A recurring theme of the campaign coverage this year has been to contrast Mitt Romney with his father George, the governor of Michigan and unsuccessful candidate for the presidency. The elder Romney certainly was much more liberal than his son. But he has also acquired a reputation for having more constancy—for being willing to take a political risk when a principle was at stake, unlike the flip-flopper he spawned.
John Bohrer demolishes that image with a long mythbusting piece at BuzzFeed. The George Romney who appears here is a self-aggrandizing opportunist who tacks with the wind, the kind of man whose views on the Vietnam War can be summed up this way:
[H]e was for it before he was against it before he was for it before he was against it again—with various ambiguities in between. Romney seemed to be frantically chasing political sentiment, seeking to bottle dissatisfaction with LBJ's handling of the war by any means necessary.
Bohrer is especially good on the legend that a disgusted Romney Sr. walked out of the 1964 GOP convention. In fact, the governor
stayed until the very end, formally seconding Goldwater's eventual nomination and later standing by while an actual walkout took place.
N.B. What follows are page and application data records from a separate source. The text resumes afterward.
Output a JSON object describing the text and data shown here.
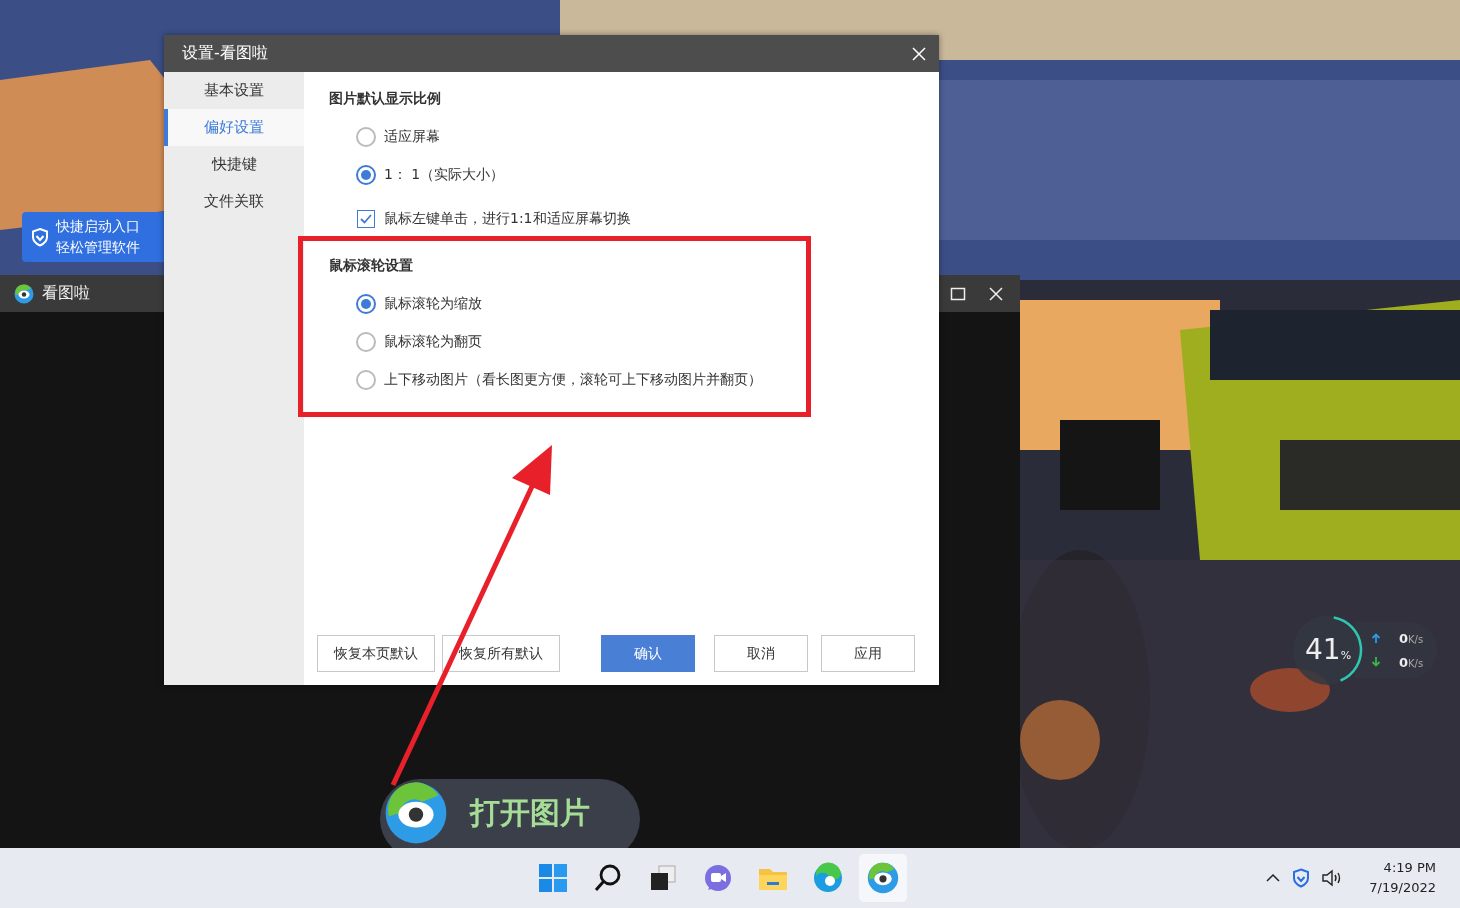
{
  "tooltip": {
    "lines": [
      "快捷启动入口",
      "轻松管理软件"
    ]
  },
  "app_window": {
    "title": "看图啦",
    "open_button": "打开图片"
  },
  "settings_dialog": {
    "title": "设置-看图啦",
    "nav": [
      {
        "label": "基本设置",
        "selected": false
      },
      {
        "label": "偏好设置",
        "selected": true
      },
      {
        "label": "快捷键",
        "selected": false
      },
      {
        "label": "文件关联",
        "selected": false
      }
    ],
    "sections": [
      {
        "title": "图片默认显示比例",
        "options": [
          {
            "kind": "radio",
            "label": "适应屏幕",
            "selected": false
          },
          {
            "kind": "radio",
            "label": "1： 1（实际大小）",
            "selected": true
          },
          {
            "kind": "checkbox",
            "label": "鼠标左键单击，进行1:1和适应屏幕切换",
            "checked": true
          }
        ]
      },
      {
        "title": "鼠标滚轮设置",
        "highlighted": true,
        "options": [
          {
            "kind": "radio",
            "label": "鼠标滚轮为缩放",
            "selected": true
          },
          {
            "kind": "radio",
            "label": "鼠标滚轮为翻页",
            "selected": false
          },
          {
            "kind": "radio",
            "label": "上下移动图片（看长图更方便，滚轮可上下移动图片并翻页）",
            "selected": false
          }
        ]
      }
    ],
    "buttons": [
      {
        "label": "恢复本页默认",
        "primary": false
      },
      {
        "label": "恢复所有默认",
        "primary": false
      },
      {
        "label": "确认",
        "primary": true
      },
      {
        "label": "取消",
        "primary": false
      },
      {
        "label": "应用",
        "primary": false
      }
    ]
  },
  "annotation": {
    "arrow": true
  },
  "net_meter": {
    "percent": "41",
    "unit": "%",
    "upload": "0",
    "upload_unit": "K/s",
    "download": "0",
    "download_unit": "K/s"
  },
  "taskbar": {
    "apps": [
      {
        "kind": "start",
        "active": false
      },
      {
        "kind": "search",
        "active": false
      },
      {
        "kind": "taskview",
        "active": false
      },
      {
        "kind": "chat",
        "active": false
      },
      {
        "kind": "explorer",
        "active": false
      },
      {
        "kind": "edge",
        "active": false
      },
      {
        "kind": "viewer",
        "active": true
      }
    ],
    "time": "4:19 PM",
    "date": "7/19/2022"
  }
}
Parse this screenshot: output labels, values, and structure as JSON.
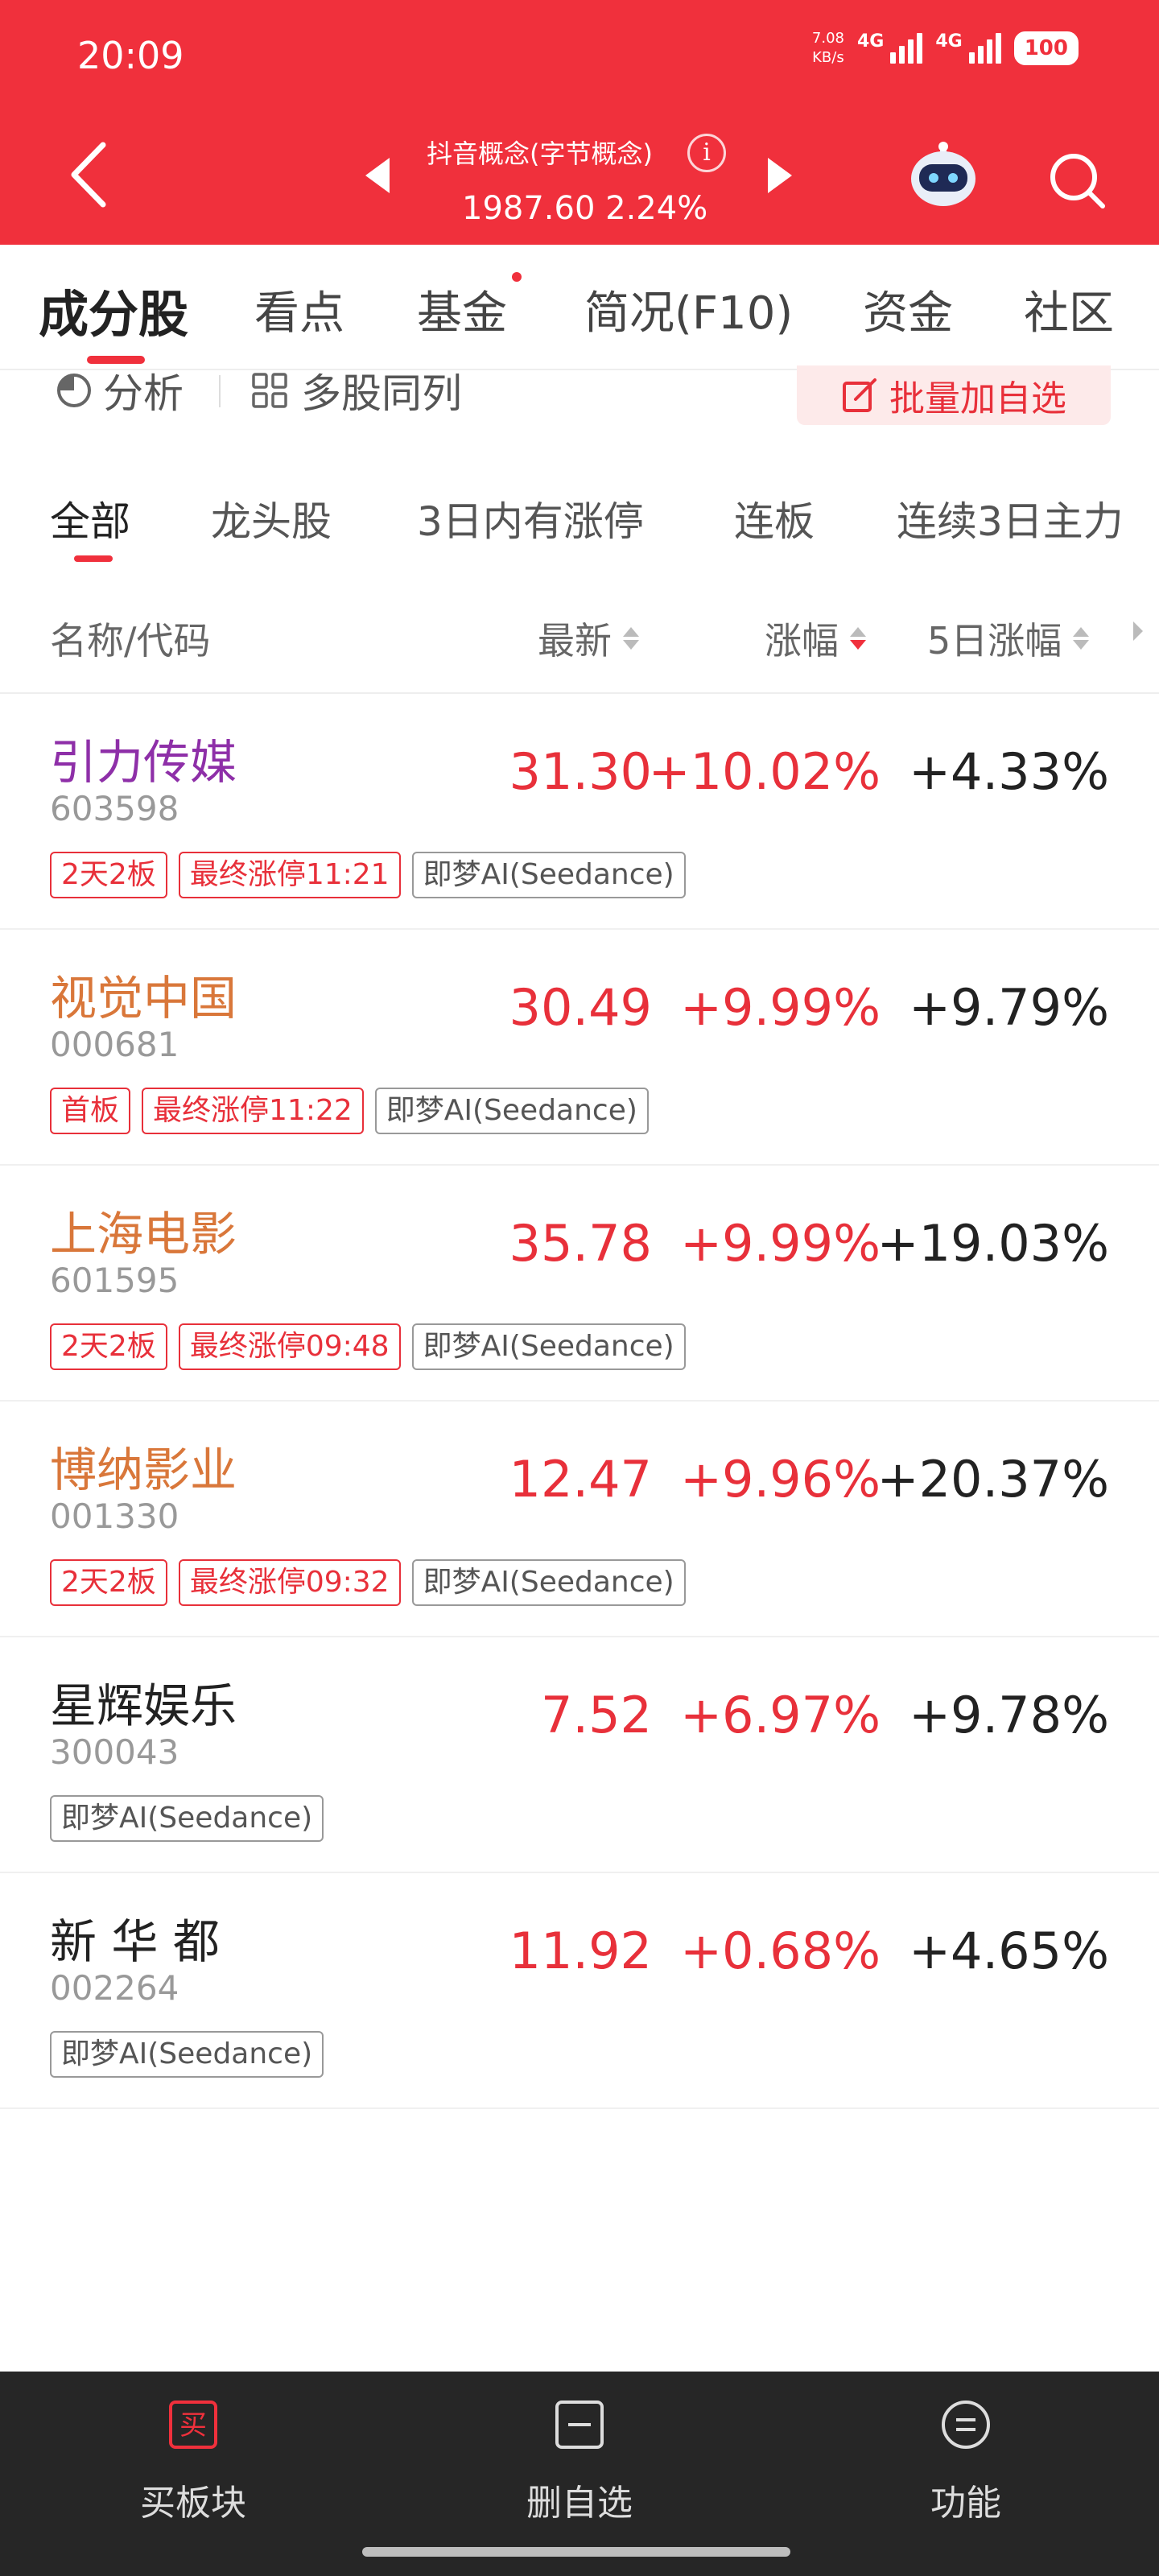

He left the convention holding open the possibility of endorsing Goldwater and then, after a unity summit in Hershey, Pennsylvania, momentarily endorsed the Arizona senator. Then he changed his mind while his top aides polled "all-white and race-conscious" Michigan communities for a "secret" white backlash vote against LBJ's civil rights advances—a backlash that might have made a Goldwater endorsement palatable at home. Finding the Republican label even more unpopular than civil rights in Michigan, Romney ultimately distanced himself from the entire party, including his own moderate Republican allies.
The full article has much more. Read it all here.